→ BRIEF
Each entry that follows must be output without any deviation.

→ SOURCE MATERIAL
=== Section Start ===
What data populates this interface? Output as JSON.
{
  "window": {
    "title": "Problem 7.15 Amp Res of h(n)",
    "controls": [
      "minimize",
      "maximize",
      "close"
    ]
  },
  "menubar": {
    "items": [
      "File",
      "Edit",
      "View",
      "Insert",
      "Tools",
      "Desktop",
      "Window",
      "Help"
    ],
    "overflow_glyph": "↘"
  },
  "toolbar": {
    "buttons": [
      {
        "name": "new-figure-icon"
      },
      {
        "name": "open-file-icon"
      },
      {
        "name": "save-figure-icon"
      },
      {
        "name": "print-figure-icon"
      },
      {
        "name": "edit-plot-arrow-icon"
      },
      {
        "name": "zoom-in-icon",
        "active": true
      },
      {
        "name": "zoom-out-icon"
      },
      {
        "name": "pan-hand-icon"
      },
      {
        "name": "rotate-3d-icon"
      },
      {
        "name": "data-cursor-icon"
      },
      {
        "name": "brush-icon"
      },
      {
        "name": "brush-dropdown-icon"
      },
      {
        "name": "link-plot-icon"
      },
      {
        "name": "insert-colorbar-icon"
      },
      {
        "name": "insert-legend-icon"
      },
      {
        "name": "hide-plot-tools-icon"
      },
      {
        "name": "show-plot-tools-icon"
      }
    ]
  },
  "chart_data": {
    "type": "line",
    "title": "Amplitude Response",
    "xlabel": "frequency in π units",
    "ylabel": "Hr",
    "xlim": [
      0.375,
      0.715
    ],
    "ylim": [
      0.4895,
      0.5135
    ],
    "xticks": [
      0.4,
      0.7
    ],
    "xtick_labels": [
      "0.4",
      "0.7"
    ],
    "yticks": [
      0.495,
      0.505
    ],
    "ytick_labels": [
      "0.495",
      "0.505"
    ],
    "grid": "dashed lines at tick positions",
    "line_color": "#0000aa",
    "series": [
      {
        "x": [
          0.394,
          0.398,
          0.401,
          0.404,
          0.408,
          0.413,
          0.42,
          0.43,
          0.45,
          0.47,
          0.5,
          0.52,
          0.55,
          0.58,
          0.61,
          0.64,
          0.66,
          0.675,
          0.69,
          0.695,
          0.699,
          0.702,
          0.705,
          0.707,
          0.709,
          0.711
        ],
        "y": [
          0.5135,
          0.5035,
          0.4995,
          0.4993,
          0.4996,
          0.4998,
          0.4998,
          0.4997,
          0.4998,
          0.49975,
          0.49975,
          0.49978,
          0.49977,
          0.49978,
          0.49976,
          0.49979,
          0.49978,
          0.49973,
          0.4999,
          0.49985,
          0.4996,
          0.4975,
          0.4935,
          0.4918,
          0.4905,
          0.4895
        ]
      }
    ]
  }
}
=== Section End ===
→ EXPECTED OUTPUT
What data populates this interface? Output as JSON.
{
  "window": {
    "title": "Problem 7.15 Amp Res of h(n)",
    "controls": [
      "minimize",
      "maximize",
      "close"
    ]
  },
  "menubar": {
    "items": [
      "File",
      "Edit",
      "View",
      "Insert",
      "Tools",
      "Desktop",
      "Window",
      "Help"
    ],
    "overflow_glyph": "↘"
  },
  "toolbar": {
    "buttons": [
      {
        "name": "new-figure-icon"
      },
      {
        "name": "open-file-icon"
      },
      {
        "name": "save-figure-icon"
      },
      {
        "name": "print-figure-icon"
      },
      {
        "name": "edit-plot-arrow-icon"
      },
      {
        "name": "zoom-in-icon",
        "active": true
      },
      {
        "name": "zoom-out-icon"
      },
      {
        "name": "pan-hand-icon"
      },
      {
        "name": "rotate-3d-icon"
      },
      {
        "name": "data-cursor-icon"
      },
      {
        "name": "brush-icon"
      },
      {
        "name": "brush-dropdown-icon"
      },
      {
        "name": "link-plot-icon"
      },
      {
        "name": "insert-colorbar-icon"
      },
      {
        "name": "insert-legend-icon"
      },
      {
        "name": "hide-plot-tools-icon"
      },
      {
        "name": "show-plot-tools-icon"
      }
    ]
  },
  "chart_data": {
    "type": "line",
    "title": "Amplitude Response",
    "xlabel": "frequency in π units",
    "ylabel": "Hr",
    "xlim": [
      0.375,
      0.715
    ],
    "ylim": [
      0.4895,
      0.5135
    ],
    "xticks": [
      0.4,
      0.7
    ],
    "xtick_labels": [
      "0.4",
      "0.7"
    ],
    "yticks": [
      0.495,
      0.505
    ],
    "ytick_labels": [
      "0.495",
      "0.505"
    ],
    "grid": "dashed lines at tick positions",
    "line_color": "#0000aa",
    "series": [
      {
        "x": [
          0.394,
          0.398,
          0.401,
          0.404,
          0.408,
          0.413,
          0.42,
          0.43,
          0.45,
          0.47,
          0.5,
          0.52,
          0.55,
          0.58,
          0.61,
          0.64,
          0.66,
          0.675,
          0.69,
          0.695,
          0.699,
          0.702,
          0.705,
          0.707,
          0.709,
          0.711
        ],
        "y": [
          0.5135,
          0.5035,
          0.4995,
          0.4993,
          0.4996,
          0.4998,
          0.4998,
          0.4997,
          0.4998,
          0.49975,
          0.49975,
          0.49978,
          0.49977,
          0.49978,
          0.49976,
          0.49979,
          0.49978,
          0.49973,
          0.4999,
          0.49985,
          0.4996,
          0.4975,
          0.4935,
          0.4918,
          0.4905,
          0.4895
        ]
      }
    ]
  }
}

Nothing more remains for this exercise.